In the United States, millions of people play the lottery each week and contribute billions to state coffers. The prizes can range from a car to a house, but the majority of the cash is used for education and public works projects. Some states also sell tickets for sports teams and other events.

Lottery is a common form of fund raising, and it’s been around for centuries. In fact, the earliest documented lotteries were held in the Low Countries during the 15th century to raise funds for town walls and fortifications. These early lotteries were called “loteries” and were based on the drawing of lots to determine ownership or other rights.

Modern lotteries use a computer to randomly select a group of numbers from an entire pool of possibilities. The lottery then identifies the winners. The process is supervised by a commission that’s charged with maintaining the integrity of the games. The computer can even adjust the odds if it becomes apparent that one type of bet is winning more frequently than another.

While it may be tempting to buy a ticket, playing the lottery is not a wise financial move for most people. The odds of winning are incredibly slim, and studies show that most players lose more than they win. In addition, research shows that the people who spend the most on lottery tickets are disproportionately low-income and minorities.

Most states regulate the lottery and provide educational programs to help players avoid financial pitfalls. Some states also offer lottery-related merchandise, such as mugs and T-shirts. In addition, most lottery retailers are required to attend training sessions and receive updates about new lottery products and promotions. Those who participate in the lottery should read the rules carefully to ensure they understand how the game works.

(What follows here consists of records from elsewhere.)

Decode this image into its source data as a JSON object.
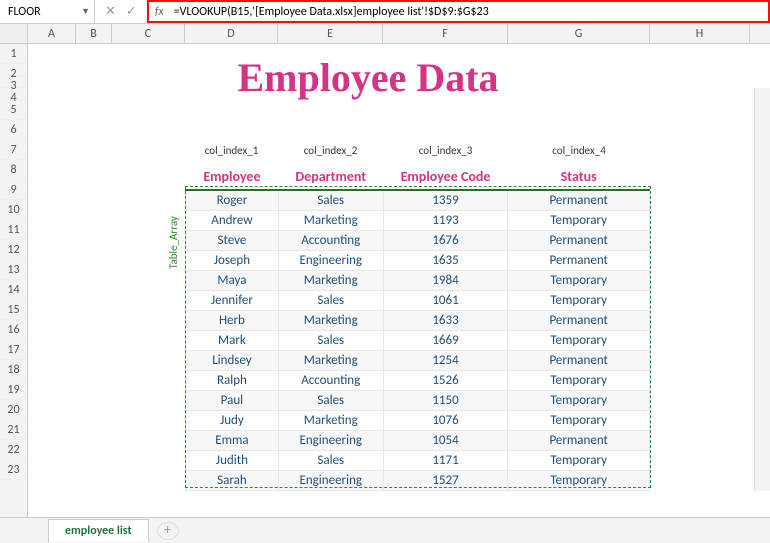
{
  "formula_bar": {
    "name_box": "FLOOR",
    "fx_label": "fx",
    "formula": "=VLOOKUP(B15,'[Employee Data.xlsx]employee list'!$D$9:$G$23"
  },
  "columns": [
    "A",
    "B",
    "C",
    "D",
    "E",
    "F",
    "G",
    "H"
  ],
  "row_numbers": [
    1,
    2,
    3,
    4,
    5,
    6,
    7,
    8,
    9,
    10,
    11,
    12,
    13,
    14,
    15,
    16,
    17,
    18,
    19,
    20,
    21,
    22,
    23
  ],
  "title": "Employee Data",
  "col_index_labels": [
    "col_index_1",
    "col_index_2",
    "col_index_3",
    "col_index_4"
  ],
  "table_array_label": "Table_Array",
  "headers": {
    "c1": "Employee",
    "c2": "Department",
    "c3": "Employee Code",
    "c4": "Status"
  },
  "rows": [
    {
      "emp": "Roger",
      "dept": "Sales",
      "code": "1359",
      "status": "Permanent"
    },
    {
      "emp": "Andrew",
      "dept": "Marketing",
      "code": "1193",
      "status": "Temporary"
    },
    {
      "emp": "Steve",
      "dept": "Accounting",
      "code": "1676",
      "status": "Permanent"
    },
    {
      "emp": "Joseph",
      "dept": "Engineering",
      "code": "1635",
      "status": "Permanent"
    },
    {
      "emp": "Maya",
      "dept": "Marketing",
      "code": "1984",
      "status": "Temporary"
    },
    {
      "emp": "Jennifer",
      "dept": "Sales",
      "code": "1061",
      "status": "Temporary"
    },
    {
      "emp": "Herb",
      "dept": "Marketing",
      "code": "1633",
      "status": "Permanent"
    },
    {
      "emp": "Mark",
      "dept": "Sales",
      "code": "1669",
      "status": "Temporary"
    },
    {
      "emp": "Lindsey",
      "dept": "Marketing",
      "code": "1254",
      "status": "Permanent"
    },
    {
      "emp": "Ralph",
      "dept": "Accounting",
      "code": "1526",
      "status": "Temporary"
    },
    {
      "emp": "Paul",
      "dept": "Sales",
      "code": "1150",
      "status": "Temporary"
    },
    {
      "emp": "Judy",
      "dept": "Marketing",
      "code": "1076",
      "status": "Temporary"
    },
    {
      "emp": "Emma",
      "dept": "Engineering",
      "code": "1054",
      "status": "Permanent"
    },
    {
      "emp": "Judith",
      "dept": "Sales",
      "code": "1171",
      "status": "Temporary"
    },
    {
      "emp": "Sarah",
      "dept": "Engineering",
      "code": "1527",
      "status": "Temporary"
    }
  ],
  "sheet_tabs": {
    "active": "employee list",
    "add_label": "+"
  }
}
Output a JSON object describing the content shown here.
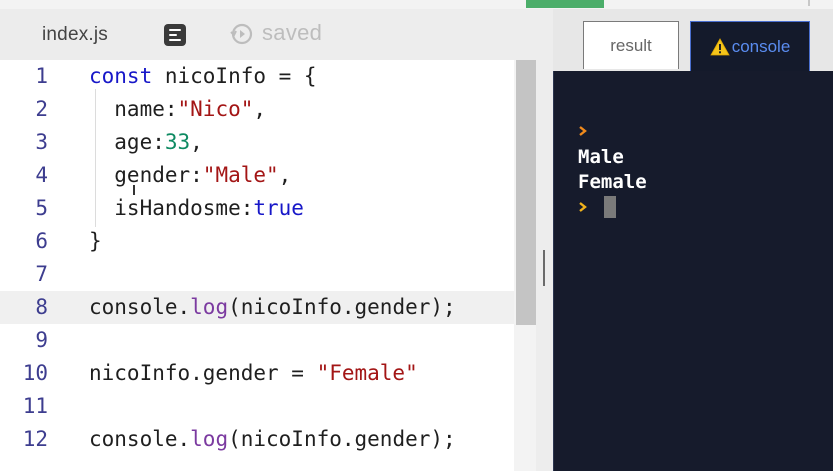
{
  "editor": {
    "file_tab_label": "index.js",
    "saved_label": "saved",
    "lines": [
      {
        "number": "1",
        "tokens": [
          {
            "t": "const",
            "c": "kw"
          },
          {
            "t": " nicoInfo = {",
            "c": ""
          }
        ]
      },
      {
        "number": "2",
        "tokens": [
          {
            "t": "  name:",
            "c": ""
          },
          {
            "t": "\"Nico\"",
            "c": "str"
          },
          {
            "t": ",",
            "c": ""
          }
        ]
      },
      {
        "number": "3",
        "tokens": [
          {
            "t": "  age:",
            "c": ""
          },
          {
            "t": "33",
            "c": "num"
          },
          {
            "t": ",",
            "c": ""
          }
        ]
      },
      {
        "number": "4",
        "tokens": [
          {
            "t": "  gender:",
            "c": ""
          },
          {
            "t": "\"Male\"",
            "c": "str"
          },
          {
            "t": ",",
            "c": ""
          }
        ]
      },
      {
        "number": "5",
        "tokens": [
          {
            "t": "  isHandosme:",
            "c": ""
          },
          {
            "t": "true",
            "c": "bool"
          }
        ]
      },
      {
        "number": "6",
        "tokens": [
          {
            "t": "}",
            "c": ""
          }
        ]
      },
      {
        "number": "7",
        "tokens": []
      },
      {
        "number": "8",
        "tokens": [
          {
            "t": "console.",
            "c": ""
          },
          {
            "t": "log",
            "c": "fn"
          },
          {
            "t": "(nicoInfo.gender);",
            "c": ""
          }
        ]
      },
      {
        "number": "9",
        "tokens": []
      },
      {
        "number": "10",
        "tokens": [
          {
            "t": "nicoInfo.gender = ",
            "c": ""
          },
          {
            "t": "\"Female\"",
            "c": "str"
          }
        ]
      },
      {
        "number": "11",
        "tokens": []
      },
      {
        "number": "12",
        "tokens": [
          {
            "t": "console.",
            "c": ""
          },
          {
            "t": "log",
            "c": "fn"
          },
          {
            "t": "(nicoInfo.gender);",
            "c": ""
          }
        ]
      }
    ],
    "active_line": "8"
  },
  "preview": {
    "tabs": [
      {
        "label": "result",
        "active": false
      },
      {
        "label": "console",
        "active": true,
        "icon": "warning-icon"
      }
    ],
    "console_output": [
      "Male",
      "Female"
    ]
  },
  "colors": {
    "keyword": "#1717c8",
    "string": "#a31515",
    "number": "#0e8a62",
    "function": "#7b3aa0",
    "console_bg": "#161b2c",
    "accent_green": "#4cae6a"
  }
}
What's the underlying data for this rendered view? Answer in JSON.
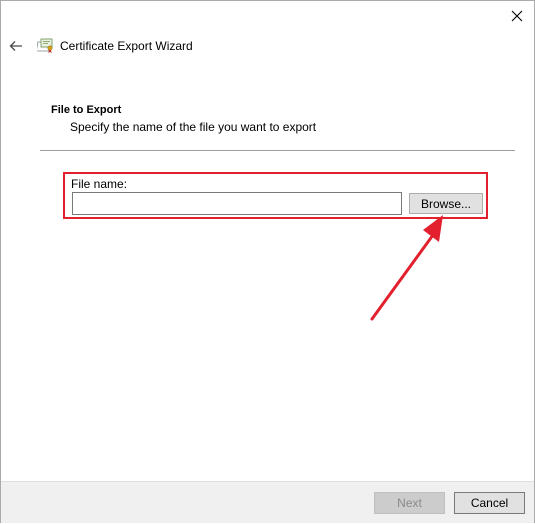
{
  "window": {
    "title": "Certificate Export Wizard",
    "close_icon": "close-icon",
    "back_icon": "back-arrow-icon",
    "app_icon": "certificate-icon"
  },
  "section": {
    "title": "File to Export",
    "subtitle": "Specify the name of the file you want to export"
  },
  "file_name": {
    "label": "File name:",
    "value": "",
    "browse_label": "Browse..."
  },
  "footer": {
    "next_label": "Next",
    "next_enabled": false,
    "cancel_label": "Cancel"
  },
  "colors": {
    "highlight": "#e3202e",
    "footer_bg": "#f0f0f0",
    "button_bg": "#e1e1e1",
    "disabled_text": "#8a8a8a"
  }
}
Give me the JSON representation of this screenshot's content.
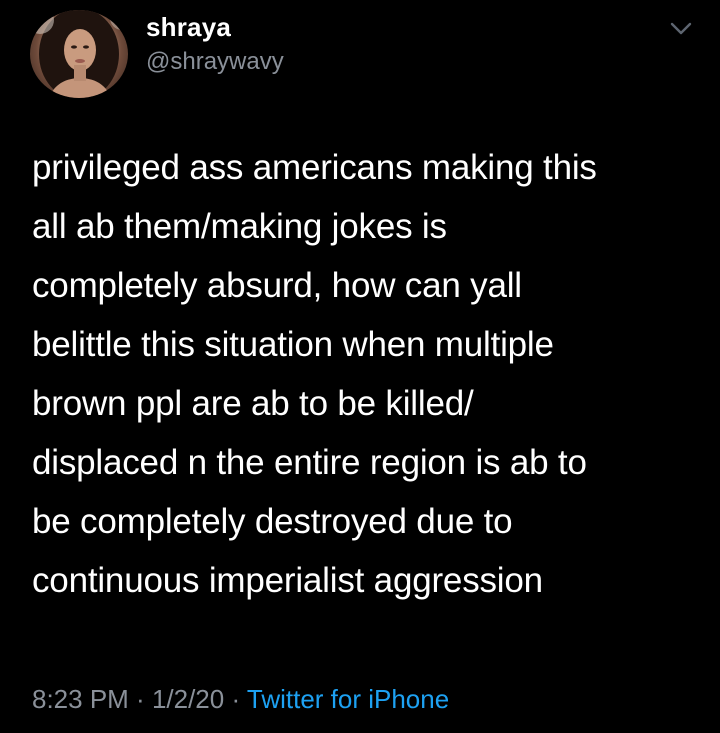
{
  "user": {
    "display_name": "shraya",
    "handle": "@shraywavy"
  },
  "tweet": {
    "lines": [
      "privileged ass americans making this",
      "all ab them/making jokes is",
      "completely absurd, how can yall",
      "belittle this situation when multiple",
      "brown ppl are ab to be killed/",
      "displaced n the entire region is ab to",
      "be completely destroyed due to",
      "continuous imperialist aggression"
    ]
  },
  "meta": {
    "time": "8:23 PM",
    "separator": " · ",
    "date": "1/2/20",
    "source": "Twitter for iPhone"
  },
  "icons": {
    "menu": "chevron-down-icon",
    "avatar": "avatar"
  },
  "colors": {
    "background": "#000000",
    "text": "#ffffff",
    "secondary": "#8a9099",
    "link": "#1da1f2"
  }
}
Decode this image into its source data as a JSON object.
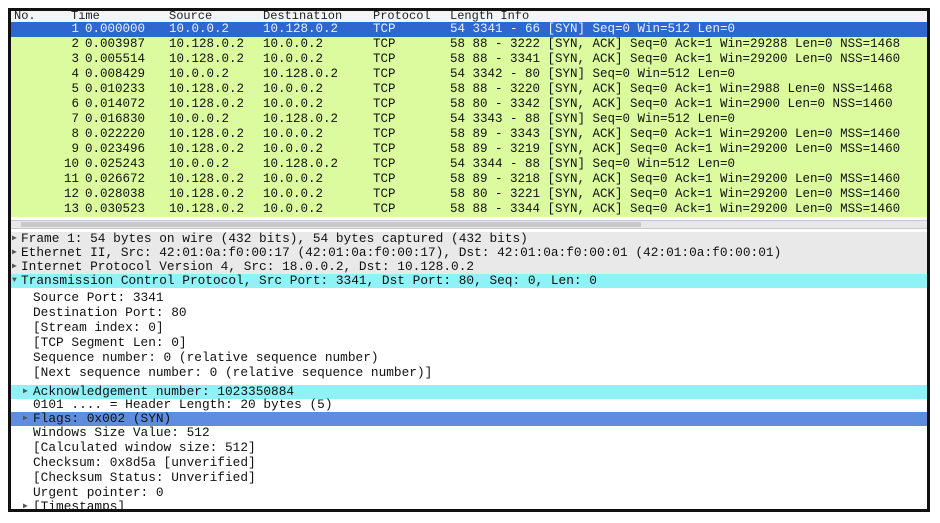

The lottery is a fun and convenient way to raise funds for government, charities, and other organizations. But you should always read the fine print and consider your options before committing to it. You can also learn how to improve your chances of winning by researching the past results of previous draws. In addition, you should make sure that the retailer you choose is licensed and reputable. Finally, you should always check the lottery website to see if it has any special offers or promotions.